Filter the material, keeping only lines with the word "JSON".

○ ○ ○

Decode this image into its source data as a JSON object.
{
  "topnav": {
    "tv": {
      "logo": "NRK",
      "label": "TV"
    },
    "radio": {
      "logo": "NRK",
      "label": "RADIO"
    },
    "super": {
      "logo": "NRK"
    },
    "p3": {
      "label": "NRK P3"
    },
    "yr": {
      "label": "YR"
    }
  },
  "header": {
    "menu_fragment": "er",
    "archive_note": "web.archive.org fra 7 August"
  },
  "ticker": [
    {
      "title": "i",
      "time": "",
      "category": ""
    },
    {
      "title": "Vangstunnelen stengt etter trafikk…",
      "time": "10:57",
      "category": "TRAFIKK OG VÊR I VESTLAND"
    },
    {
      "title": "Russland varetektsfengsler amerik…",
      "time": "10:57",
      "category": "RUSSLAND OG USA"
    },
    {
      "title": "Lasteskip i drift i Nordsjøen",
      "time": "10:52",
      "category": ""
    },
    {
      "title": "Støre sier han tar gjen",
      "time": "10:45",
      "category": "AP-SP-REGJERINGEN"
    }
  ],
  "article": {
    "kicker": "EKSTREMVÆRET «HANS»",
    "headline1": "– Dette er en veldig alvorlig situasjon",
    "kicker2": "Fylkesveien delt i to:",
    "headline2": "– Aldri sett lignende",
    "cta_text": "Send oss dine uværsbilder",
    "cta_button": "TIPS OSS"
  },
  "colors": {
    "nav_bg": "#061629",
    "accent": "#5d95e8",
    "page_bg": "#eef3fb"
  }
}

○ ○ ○

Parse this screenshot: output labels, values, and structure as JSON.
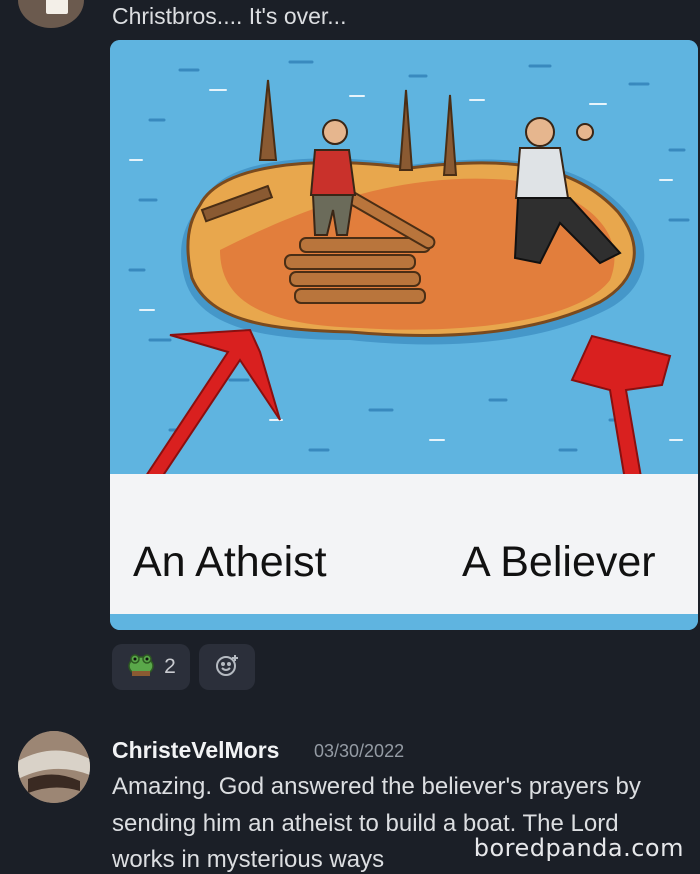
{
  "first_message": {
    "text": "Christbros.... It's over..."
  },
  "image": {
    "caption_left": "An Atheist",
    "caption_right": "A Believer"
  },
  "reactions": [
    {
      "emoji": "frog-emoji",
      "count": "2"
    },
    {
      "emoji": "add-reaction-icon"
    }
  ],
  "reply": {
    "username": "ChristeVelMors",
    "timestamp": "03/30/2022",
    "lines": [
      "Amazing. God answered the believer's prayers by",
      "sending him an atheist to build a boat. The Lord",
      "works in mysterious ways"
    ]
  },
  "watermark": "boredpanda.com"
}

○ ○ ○

▶ Solution for this task:
Decode this image into its source data as a JSON object.
Parse this screenshot: output labels, values, and structure as JSON.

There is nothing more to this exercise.